The plot is familiar because it is similar to the original film. Neo (Keanu Reeves) has a choice of leaving the comfort of the world he thinks is real (the Blue Pill) or the real world, which is a post-apocalyptic dystopian desert run by sentient computers (the Red Pill). Neo is believed to be “The One”, a type of savior who leads the rest of the human race to freedom. Which he does a bit in the franchise’s third film 19 years ago. This story is 60 years later and is about Neo trying to save his one true love, Trinity (Carrie-Anne Moss). Aided by Morpheus (Yahya Abdul-Mateen II) and Captain Bugs (Jessica Henwick) and his crew. They must fight the Analyst (Neil Patrick Harris), a new program that runs an updated version of The Matrix.

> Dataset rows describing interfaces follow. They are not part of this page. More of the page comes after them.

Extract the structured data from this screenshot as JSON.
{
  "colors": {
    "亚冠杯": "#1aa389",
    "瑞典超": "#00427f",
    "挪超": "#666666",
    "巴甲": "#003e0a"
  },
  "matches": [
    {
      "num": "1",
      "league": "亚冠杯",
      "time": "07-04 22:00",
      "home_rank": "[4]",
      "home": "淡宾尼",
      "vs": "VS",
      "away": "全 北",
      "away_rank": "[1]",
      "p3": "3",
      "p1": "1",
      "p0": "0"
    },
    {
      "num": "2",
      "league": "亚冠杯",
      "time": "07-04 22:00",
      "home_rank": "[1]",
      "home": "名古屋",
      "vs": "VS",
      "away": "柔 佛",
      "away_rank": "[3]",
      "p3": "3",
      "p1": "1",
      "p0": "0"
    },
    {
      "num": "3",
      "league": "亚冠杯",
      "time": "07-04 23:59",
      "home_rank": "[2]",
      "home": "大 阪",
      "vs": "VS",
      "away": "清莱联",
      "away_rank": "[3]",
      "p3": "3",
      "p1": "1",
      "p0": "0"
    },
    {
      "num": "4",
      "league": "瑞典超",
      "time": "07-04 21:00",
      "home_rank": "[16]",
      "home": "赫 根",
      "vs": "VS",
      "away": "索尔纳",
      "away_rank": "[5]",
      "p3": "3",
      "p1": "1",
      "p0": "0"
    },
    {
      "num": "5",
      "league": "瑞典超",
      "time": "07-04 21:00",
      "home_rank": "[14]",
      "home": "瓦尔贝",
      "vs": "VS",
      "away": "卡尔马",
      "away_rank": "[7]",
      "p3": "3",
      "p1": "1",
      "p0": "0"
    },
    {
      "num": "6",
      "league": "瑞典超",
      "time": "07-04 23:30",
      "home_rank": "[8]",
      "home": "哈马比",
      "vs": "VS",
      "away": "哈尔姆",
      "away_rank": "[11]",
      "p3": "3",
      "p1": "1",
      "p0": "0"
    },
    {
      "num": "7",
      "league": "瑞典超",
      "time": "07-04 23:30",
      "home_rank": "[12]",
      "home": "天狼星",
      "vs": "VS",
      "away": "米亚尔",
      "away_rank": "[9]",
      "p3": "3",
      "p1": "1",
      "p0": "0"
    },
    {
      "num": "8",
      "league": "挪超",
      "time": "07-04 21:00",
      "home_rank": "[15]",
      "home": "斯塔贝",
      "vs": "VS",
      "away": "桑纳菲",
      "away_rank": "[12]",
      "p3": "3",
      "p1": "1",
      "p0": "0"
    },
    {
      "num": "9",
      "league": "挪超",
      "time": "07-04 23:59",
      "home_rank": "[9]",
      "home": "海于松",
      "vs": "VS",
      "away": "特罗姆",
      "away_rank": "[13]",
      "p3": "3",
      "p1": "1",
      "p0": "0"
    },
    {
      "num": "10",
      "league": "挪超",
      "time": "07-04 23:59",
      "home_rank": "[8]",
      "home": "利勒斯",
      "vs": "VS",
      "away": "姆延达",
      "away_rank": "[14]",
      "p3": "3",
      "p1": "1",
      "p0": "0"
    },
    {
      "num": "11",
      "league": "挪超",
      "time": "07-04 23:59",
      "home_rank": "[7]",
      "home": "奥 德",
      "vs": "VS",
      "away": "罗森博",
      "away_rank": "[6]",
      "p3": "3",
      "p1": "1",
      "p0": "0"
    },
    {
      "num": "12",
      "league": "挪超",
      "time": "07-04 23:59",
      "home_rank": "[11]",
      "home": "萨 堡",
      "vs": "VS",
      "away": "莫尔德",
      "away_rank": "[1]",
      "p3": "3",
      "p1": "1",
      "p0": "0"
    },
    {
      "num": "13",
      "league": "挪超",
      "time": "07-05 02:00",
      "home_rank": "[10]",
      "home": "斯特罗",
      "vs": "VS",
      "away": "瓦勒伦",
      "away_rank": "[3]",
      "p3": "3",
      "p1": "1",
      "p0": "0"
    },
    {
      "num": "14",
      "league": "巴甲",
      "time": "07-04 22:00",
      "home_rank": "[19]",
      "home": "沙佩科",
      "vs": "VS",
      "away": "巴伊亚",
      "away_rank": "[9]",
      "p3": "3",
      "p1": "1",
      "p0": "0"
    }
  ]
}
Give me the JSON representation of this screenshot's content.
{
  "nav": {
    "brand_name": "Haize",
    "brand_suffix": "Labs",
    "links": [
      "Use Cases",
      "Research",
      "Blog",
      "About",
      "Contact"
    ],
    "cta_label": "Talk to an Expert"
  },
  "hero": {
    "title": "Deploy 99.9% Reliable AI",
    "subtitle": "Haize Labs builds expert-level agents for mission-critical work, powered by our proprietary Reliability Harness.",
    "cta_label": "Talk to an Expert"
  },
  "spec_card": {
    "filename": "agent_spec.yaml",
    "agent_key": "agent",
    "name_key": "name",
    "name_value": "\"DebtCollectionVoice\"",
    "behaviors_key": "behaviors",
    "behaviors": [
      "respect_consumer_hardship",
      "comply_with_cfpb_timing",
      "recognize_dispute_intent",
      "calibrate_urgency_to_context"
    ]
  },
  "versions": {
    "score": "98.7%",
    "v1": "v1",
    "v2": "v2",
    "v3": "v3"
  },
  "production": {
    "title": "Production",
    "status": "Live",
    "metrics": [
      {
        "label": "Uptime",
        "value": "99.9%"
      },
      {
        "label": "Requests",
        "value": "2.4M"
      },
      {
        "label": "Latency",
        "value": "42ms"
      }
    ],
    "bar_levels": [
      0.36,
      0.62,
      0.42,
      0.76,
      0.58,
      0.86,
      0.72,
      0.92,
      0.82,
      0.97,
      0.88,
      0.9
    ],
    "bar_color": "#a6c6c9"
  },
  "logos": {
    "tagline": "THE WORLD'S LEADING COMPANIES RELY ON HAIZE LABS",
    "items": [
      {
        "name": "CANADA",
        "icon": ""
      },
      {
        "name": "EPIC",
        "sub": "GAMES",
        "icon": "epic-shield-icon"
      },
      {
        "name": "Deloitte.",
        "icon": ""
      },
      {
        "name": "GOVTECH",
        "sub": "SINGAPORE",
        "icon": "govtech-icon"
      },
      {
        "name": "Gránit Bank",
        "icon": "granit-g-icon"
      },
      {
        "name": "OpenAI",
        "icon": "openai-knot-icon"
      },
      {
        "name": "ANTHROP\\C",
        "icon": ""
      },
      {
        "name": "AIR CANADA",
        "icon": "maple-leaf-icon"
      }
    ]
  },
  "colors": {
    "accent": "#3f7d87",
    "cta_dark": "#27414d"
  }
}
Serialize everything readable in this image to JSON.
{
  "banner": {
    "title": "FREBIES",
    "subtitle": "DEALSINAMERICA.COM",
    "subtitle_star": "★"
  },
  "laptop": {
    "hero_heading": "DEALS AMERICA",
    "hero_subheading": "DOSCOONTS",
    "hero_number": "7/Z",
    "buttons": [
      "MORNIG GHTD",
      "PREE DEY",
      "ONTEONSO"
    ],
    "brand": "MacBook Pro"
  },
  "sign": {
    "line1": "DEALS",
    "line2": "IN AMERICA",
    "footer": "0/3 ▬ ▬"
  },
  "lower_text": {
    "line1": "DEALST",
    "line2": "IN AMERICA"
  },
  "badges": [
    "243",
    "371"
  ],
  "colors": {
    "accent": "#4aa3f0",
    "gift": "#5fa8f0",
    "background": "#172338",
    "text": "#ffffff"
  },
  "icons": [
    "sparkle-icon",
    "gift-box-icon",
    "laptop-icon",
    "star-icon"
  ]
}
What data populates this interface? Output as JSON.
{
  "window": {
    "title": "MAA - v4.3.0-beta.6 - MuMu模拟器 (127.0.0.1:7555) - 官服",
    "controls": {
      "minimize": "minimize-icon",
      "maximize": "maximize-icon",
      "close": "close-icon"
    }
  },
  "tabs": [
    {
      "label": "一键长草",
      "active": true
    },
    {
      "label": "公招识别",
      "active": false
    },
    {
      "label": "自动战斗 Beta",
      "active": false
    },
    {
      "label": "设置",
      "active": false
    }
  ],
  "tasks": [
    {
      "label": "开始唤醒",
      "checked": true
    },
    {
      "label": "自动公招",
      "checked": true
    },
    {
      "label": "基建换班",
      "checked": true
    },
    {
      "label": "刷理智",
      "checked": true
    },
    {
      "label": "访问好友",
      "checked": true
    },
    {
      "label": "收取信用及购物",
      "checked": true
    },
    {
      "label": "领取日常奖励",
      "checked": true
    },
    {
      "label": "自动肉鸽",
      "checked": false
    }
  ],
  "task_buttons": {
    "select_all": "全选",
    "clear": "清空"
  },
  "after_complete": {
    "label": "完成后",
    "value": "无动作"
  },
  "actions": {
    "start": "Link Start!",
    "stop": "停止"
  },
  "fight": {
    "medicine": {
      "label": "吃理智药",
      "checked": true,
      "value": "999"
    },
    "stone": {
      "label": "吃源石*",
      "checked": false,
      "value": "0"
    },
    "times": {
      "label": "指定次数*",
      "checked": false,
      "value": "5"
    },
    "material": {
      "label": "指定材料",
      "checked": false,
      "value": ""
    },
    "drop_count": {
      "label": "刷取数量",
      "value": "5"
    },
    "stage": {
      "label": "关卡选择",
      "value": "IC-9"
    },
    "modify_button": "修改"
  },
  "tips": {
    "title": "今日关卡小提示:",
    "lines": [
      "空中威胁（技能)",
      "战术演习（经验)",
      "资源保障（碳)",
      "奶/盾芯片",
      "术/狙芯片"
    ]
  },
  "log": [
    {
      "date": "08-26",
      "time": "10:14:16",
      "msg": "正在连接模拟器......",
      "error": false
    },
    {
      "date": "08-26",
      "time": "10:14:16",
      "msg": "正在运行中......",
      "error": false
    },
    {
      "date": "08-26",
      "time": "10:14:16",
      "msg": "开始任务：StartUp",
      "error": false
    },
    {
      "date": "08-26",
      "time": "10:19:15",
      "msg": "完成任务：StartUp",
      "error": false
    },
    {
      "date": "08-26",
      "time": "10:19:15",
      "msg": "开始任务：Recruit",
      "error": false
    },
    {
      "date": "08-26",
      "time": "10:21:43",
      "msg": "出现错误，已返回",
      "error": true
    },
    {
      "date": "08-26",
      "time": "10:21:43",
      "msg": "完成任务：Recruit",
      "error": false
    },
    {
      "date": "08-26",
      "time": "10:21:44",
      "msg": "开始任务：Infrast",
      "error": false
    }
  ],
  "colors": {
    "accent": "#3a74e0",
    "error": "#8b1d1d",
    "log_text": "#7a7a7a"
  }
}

The story is interesting, and I will say that I think Keanu Reeves has come a long way with his acting. His dialogue was delivered with a smooth natural cadence. He and Carrie-Anne always have a great chemistry and their story was the climax of the plot. There were a lot of fight scenes and bullets flying and falling just like in every other Matrix movie. That was part of the problem, there was nothing new about this movie. There was nothing particularly wrong with it, there just wasn’t anything special. Maybe that’s because the original Morpheus (Laurence Fishburne) and Agent Smith (Hugo Weaving) didn’t return. Morpheus is now played by Yahya, and there was nothing wrong with his performance, but Laurence’s cool sweetness was missing. Jonathan Groff replaces Hugo, and once again, does a good job as a new version of Agent Smith, but Hugo Weaving has such an “alien” quality to him. His vocal rhythms and tones were the perfect nod to Neo, but sadly lacking in Jonathan’s performance. Neil Patrick Harris also feels a bit out of place in the film. Again, there’s nothing wrong with any of the performances, but together they just didn’t give this movie anything special that made people go “Wow!”.

Likewise, the special effects are all top notch, but there was nothing new, nothing added. The plot is interesting and some aspects of the plot are intriguing and thought-provoking, but the script felt convoluted and pretentious. Like a film that wants to be “deep” but in reality is shallow, with a lot of glitter on the surface. Hollywood needs to wake up and stop trying to go back to blockbuster movies and hit on them with substandard movies just to get them the last dollar.

Daniel K. Denny